- coconut milk
- coconut water
- coconut cream
- coconut oil (highly refined oils are generally not problematic)
- coconut milk powder
- coconut sugar
Botanically, coconuts are most closely related to other palm and betel nuts.
While botanical relationships are not the only factor that determine whether two foods will be cross-reactive, foods that are shut biological relatives often share related allergenic proteins.
For example, cashews and pistachios are two closely related plants that contain similar proteins. People who are allergic to one of these nuts are often allergic to the other one as well. When it comes to coconut, there is some evidence of cross-reactivity between coconuts and hazelnuts, and coconuts and walnuts.
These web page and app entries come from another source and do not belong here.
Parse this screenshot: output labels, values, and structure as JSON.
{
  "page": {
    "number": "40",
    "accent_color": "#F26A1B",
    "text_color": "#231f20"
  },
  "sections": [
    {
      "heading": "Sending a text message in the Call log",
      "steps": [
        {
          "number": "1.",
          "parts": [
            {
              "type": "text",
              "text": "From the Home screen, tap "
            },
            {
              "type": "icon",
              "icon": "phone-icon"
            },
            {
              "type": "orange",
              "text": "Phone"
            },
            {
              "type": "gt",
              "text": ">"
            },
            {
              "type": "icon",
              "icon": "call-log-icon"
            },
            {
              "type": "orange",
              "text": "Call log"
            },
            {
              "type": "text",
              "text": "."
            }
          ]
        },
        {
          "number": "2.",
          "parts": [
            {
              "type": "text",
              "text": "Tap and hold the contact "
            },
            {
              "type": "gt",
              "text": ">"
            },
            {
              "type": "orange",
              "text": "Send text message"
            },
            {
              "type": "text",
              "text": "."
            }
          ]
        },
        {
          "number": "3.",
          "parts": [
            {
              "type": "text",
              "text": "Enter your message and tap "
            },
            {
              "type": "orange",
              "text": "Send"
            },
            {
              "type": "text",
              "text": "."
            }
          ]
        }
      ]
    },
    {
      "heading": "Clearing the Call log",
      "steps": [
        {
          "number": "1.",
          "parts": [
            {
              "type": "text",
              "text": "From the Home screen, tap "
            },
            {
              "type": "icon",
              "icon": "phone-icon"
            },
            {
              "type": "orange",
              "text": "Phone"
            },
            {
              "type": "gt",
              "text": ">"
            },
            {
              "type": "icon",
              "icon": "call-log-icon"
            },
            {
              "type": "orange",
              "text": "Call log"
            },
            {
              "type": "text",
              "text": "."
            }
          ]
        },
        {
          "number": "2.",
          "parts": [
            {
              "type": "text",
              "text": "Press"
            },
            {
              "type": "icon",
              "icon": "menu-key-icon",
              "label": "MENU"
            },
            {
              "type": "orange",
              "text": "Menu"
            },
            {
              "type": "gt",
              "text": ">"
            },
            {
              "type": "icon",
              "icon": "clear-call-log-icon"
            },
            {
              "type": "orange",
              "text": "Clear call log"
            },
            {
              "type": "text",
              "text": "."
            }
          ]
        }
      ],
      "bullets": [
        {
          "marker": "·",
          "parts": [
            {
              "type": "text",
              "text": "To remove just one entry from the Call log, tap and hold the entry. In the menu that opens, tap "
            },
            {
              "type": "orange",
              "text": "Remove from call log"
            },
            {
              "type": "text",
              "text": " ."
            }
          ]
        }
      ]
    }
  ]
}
However, the botanical distance between coconuts and tree nuts would propose that most people with tree nut allergy may tolerate coconut.
Diagnosis and Treatment of Coconut Allergy
Coconut allergy is generally diagnosed by a medical doctor (allergist) after a medical history, physical examination, and food allergy testing are performed.
The treatment for coconut allergy is the elimination of coconut from the diet.
You'll need to avoid coconut-containing foods completely to avoid an allergic reaction.
Coconut is found in numerous food products and is added for flavor and texture. Foods most likely to contain coconut include granola bars, cookies, other desserts, and cereals.
The Food Allergy Labeling and Consumer Protection Act (FALCPA) identifies coconut as a tree nut (even though it’s a fruit) for the purposes of product labeling and consumer protection against potential allergens. Manufacturers must list coconut as a potential allergen ingredient and foods containing coconut are required to be labeled "contains tree nuts" under FALCPA.
You may also discover statements that tell, “contains coconut” on the label.
Not only will you discover this information in the ingredients list, but it will also be on the package. Some products won’t call out coconut-based ingredients on the label. There are two things you can do in this situation: call the manufacturer and inquire about the specific ingredients contained in the product, and/or skip eating the product.